As the oldest of six children, Stefan Kröger got an early start on training and educating young people. He’s turned this aptitude into a career: Today he’s in charge of the business studies course management at Siemens. The center of his activities is Siemensstadt, where he lives and works and is always on the lookout for new talent.
Mr. Kröger, do you encounter a lot of talent in your everyday professional life?
I oversee the career path of industrial managers, which is extremely versatile. It involves human resources, sales, and production. There are many different aptitudes and talents that the managers have to have.
Would you say that Siemensstadt in particular is a place that attracts talent?

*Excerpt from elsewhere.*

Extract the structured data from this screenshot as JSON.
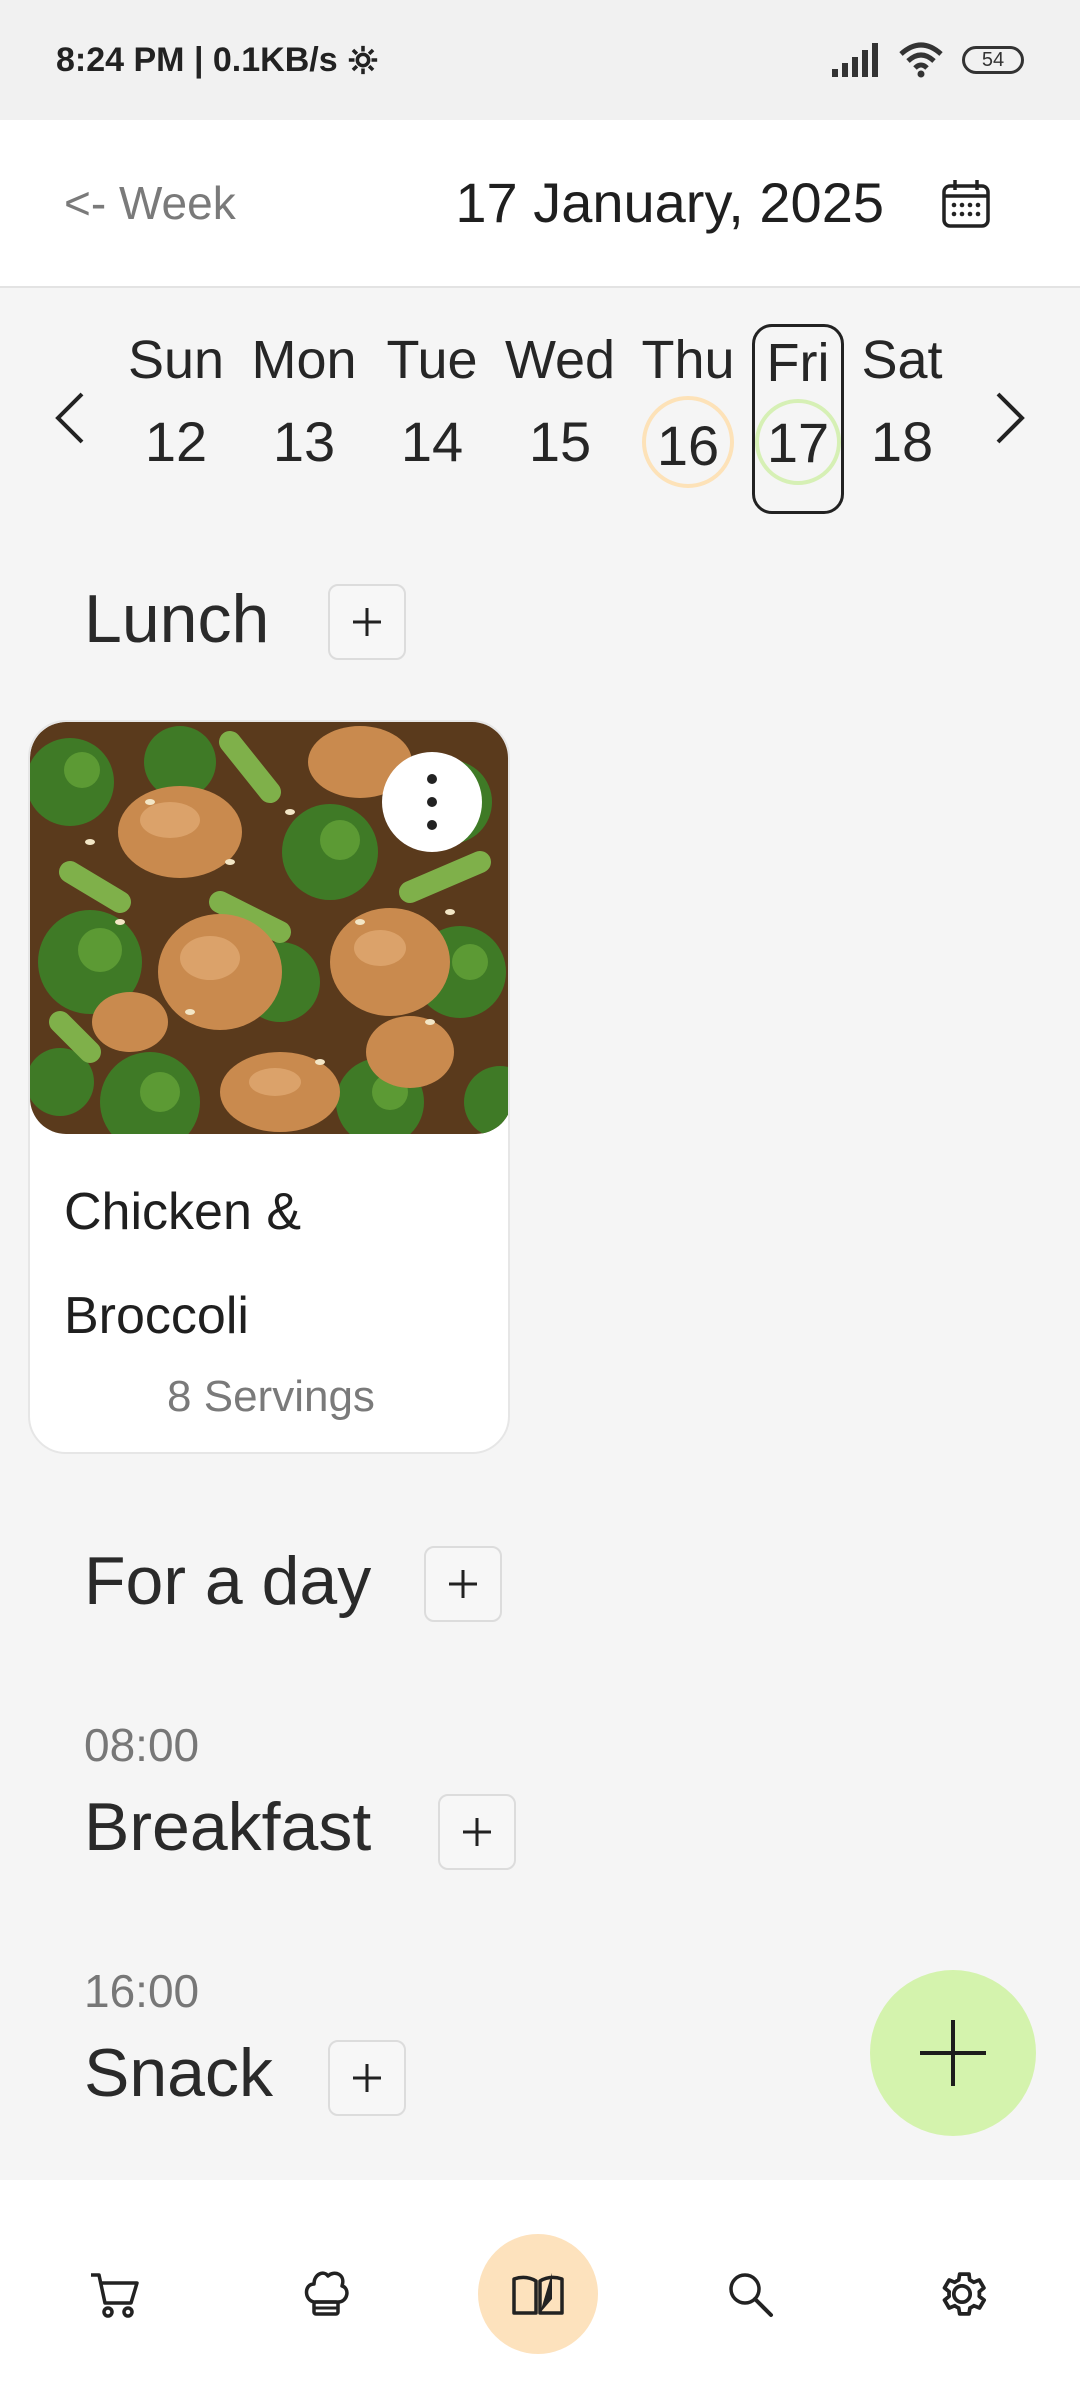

I think Siemensstadt is definitely a district for talent, at least based on my own experience. Our neighbors include 87-year-old Dr. Hahndorf, who’s a doctor of physics. He holds multiple patents in the field of surface coatings. I have many colleagues who are patent holders, are involved in development and research, and are very innovative. I experience this in my personal life. It’s so terrific: Just look at the talent that the schools have produced. For example, there’s Adel Tawil, who attended our elementary school. He sometimes sings about our district in his songs, or at least refers to it. The same is true with sports: My daughter went to school with the German squash champion. That’s just a small sample, but you see what I mean.

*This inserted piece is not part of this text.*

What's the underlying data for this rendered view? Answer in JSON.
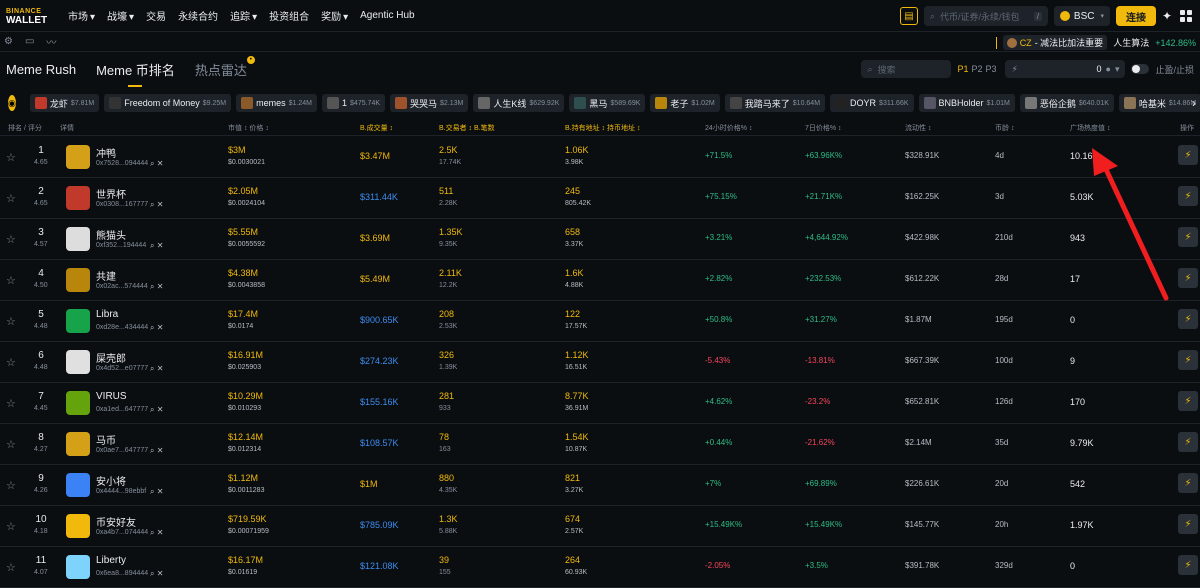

Parts of Siemensstadt are now being expanded to create Siemensstadt2. Will this affect future talent?
I think this expansion of the Siemens campus idea is great, because we’re also expanding our own horizons. We educators benefit from the academic components. I think that’s wonderful. And we can also expand the horizons of our trainees and students. It’s then very easy to think outside the box. And the university also benefits, because it finally has access to a practical case. There won’t be any barriers to people simply walking into production facilities and “gathering up cases,” so to speak. I think it’s fantastic.

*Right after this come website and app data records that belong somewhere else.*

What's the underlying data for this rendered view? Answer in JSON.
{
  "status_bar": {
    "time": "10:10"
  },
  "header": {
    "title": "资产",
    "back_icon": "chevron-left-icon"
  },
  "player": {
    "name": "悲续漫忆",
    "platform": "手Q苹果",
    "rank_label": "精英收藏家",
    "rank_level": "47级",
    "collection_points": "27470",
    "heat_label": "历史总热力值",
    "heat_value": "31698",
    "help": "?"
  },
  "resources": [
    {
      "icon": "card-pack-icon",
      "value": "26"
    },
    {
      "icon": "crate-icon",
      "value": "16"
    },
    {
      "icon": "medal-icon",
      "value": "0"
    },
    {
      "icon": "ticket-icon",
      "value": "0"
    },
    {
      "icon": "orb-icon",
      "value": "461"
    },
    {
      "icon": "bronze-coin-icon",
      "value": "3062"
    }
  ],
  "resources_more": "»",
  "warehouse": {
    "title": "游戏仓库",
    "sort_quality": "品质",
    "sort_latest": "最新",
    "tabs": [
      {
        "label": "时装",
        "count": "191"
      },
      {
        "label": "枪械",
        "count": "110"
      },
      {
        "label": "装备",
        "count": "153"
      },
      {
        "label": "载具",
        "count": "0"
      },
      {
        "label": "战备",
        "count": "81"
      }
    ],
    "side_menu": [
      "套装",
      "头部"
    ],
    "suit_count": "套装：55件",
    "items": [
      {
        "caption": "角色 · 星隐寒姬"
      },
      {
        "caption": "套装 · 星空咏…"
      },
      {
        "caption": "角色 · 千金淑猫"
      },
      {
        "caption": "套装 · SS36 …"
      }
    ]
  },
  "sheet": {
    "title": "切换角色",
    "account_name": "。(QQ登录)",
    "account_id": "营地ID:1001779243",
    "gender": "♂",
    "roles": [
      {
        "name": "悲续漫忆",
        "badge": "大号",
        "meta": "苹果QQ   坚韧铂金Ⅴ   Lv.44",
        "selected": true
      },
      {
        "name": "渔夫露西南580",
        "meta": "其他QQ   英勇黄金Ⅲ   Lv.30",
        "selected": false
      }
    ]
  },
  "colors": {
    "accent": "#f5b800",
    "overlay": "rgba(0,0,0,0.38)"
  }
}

What do you think has to happen in order to promote the development of talent here?
Well, based on my many years of professional experience, the icing on the cake would be if we were able to open up our training centers as “houses of education,” where all the partners who are on the premises, or will be in the future, participate. Each participant can make a contribution, whether they’re a university, a company, Siemens itself, or a research institute. And it also takes place on many levels: It’s not just about educating students and trainees, it’s also about continuing education. I’d love it if we could learn from one another in this manner.
So that the talent here in Siemensstadt could become even more consolidated?
The centralization of training and education makes sense. Until now, we’ve had a lot of talent working here decentrally, and that’s unfortunate. We know that something’s happening across the way in the start-up incubator, we know something’s happening here with “Siemens Professional Education,” and that something’s happening in the administration building. I think it’s a shame that so much potential is wasted. There’s talent everywhere, and it would be great if we had an educational nucleus tailored to our requirements – meaning a Siemens campus focused on production.
Digitalization is currently being driven by the COVID pandemic, and Siemensstadt is going to become a digitalized district. Will that affect future training and education?
I’m firmly convinced that this period – at least here at Siemens – will affect the future of education in two ways. One is the method itself, because the situation opens up new opportunities. Trainees can learn what they want to learn, when and where they want to learn it. Secondly, we can consider other forms of education. We’re currently creating a program for management assistants in digitalization management. It actually came about when we talked to our customers – the Siemens Business Units – because a lot is happening in terms of digitalizing commercial fields of work. We’ve created a new career path that’s in high demand, and we’re currently working on developing the content. To me, that’s the future.